The judgment is reversed and the case is remanded for a new trial.
[Note 1] Francis R. Cavaliere.
[Note 2] At oral argument, the panel asked the lawyers for each party if the judge had given any reason for leaving the bench. According to the lawyers, the judge stated in his lobby that there was no requirement in the rule that he remain on the bench during the showing of a videotaped deposition. That lobby conference was unrecorded.
Later, after the judge returned to the courtroom and the court reporter was in place, defense counsel moved for a mistrial on the ground that the judge was absent during the playing of the videotaped depositions. The judge responded, on the record, "Give me the case that says that I have to be there. Just give me a case that says that." The judge then denied the request for a mistrial.
The panel also learned at oral argument that other Superior Court judges, although very few in number, have adopted the same practice under scrutiny here.
[Note 3] The defendants claim that the plaintiff waived any rights she may have had concerning the judge's absence from the courtroom because she failed to object on the record. At argument, the defendants conceded that at the lobby conference previously referred to, the plaintiff did object to the judge's absence from the bench. Under the unique circumstances of this case, we hold that Mass.R.Civ.P. 46, 365 Mass. 811 (1974), was satisfied.
[Note 4] For example, in Bergstrom, the judge, prosecutor, defense counsel, the child witness's grandmother, and a video technician were in a room apart from the courtroom while the defendant remained in the courtroom with the jury. The jury and the defendant watched the child testify by means of a television monitor.

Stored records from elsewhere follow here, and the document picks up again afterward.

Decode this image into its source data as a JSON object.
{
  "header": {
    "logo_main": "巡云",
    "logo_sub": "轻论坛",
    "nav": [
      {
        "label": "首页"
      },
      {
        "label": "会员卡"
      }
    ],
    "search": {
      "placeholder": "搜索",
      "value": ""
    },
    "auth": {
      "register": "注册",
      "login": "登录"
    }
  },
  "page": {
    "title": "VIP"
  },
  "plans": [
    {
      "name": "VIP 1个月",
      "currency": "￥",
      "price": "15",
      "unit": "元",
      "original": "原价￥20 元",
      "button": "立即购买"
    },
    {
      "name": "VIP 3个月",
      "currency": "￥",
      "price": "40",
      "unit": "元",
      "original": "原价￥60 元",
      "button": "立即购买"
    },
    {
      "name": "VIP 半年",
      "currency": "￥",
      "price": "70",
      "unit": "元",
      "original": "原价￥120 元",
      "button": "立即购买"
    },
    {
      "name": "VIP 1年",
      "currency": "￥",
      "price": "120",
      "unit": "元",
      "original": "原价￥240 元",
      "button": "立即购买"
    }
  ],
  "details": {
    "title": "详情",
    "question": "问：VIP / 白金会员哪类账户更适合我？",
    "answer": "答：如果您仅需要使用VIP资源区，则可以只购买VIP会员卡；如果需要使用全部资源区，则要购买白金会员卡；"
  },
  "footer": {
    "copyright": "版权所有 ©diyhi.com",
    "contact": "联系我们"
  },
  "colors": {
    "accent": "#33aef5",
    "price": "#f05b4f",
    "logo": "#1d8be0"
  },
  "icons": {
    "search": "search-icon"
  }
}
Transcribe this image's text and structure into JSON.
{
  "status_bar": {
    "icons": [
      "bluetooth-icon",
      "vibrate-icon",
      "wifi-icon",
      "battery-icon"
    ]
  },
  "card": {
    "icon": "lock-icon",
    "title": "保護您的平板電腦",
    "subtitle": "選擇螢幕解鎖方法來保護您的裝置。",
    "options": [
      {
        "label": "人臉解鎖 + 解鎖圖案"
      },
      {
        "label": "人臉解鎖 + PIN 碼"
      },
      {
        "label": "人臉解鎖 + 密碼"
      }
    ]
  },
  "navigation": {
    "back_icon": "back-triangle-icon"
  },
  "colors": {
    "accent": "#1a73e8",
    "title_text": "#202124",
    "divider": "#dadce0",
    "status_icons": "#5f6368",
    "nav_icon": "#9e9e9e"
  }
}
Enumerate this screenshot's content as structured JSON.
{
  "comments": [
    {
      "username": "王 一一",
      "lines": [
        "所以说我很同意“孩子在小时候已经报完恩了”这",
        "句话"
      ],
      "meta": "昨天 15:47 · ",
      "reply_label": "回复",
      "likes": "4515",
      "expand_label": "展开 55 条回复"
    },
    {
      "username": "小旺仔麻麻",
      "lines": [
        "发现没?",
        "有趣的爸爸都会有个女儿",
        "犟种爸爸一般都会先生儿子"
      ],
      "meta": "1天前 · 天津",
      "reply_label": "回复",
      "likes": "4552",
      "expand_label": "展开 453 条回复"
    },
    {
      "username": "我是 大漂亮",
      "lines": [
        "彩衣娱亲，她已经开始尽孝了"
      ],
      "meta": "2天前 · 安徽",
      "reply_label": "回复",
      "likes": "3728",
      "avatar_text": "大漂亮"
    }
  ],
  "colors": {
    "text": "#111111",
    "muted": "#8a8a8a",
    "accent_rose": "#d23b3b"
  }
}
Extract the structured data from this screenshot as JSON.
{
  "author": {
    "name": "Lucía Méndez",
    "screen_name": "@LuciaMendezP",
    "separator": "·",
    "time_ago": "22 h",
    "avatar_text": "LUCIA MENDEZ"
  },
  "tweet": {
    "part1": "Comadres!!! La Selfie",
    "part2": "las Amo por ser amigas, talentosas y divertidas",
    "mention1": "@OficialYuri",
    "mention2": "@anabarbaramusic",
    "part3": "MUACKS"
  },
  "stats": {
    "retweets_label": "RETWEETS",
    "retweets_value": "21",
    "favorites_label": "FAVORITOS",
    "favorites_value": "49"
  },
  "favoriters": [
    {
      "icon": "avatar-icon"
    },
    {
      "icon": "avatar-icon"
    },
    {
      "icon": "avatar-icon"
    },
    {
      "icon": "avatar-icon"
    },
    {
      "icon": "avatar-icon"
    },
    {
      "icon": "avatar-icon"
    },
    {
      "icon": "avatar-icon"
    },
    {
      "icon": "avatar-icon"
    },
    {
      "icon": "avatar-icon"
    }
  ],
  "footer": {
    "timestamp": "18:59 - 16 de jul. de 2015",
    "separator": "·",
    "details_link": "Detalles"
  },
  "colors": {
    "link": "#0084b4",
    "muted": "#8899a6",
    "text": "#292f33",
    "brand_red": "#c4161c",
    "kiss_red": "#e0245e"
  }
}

[Note 5] Because we have ruled that the plaintiff objected to the judge's absence (n.3), we do not address the issue whether the parties may agree to the judge's absence from the courtroom during the presentation of evidence. However, parties should not be asked by judges to consent to their absence.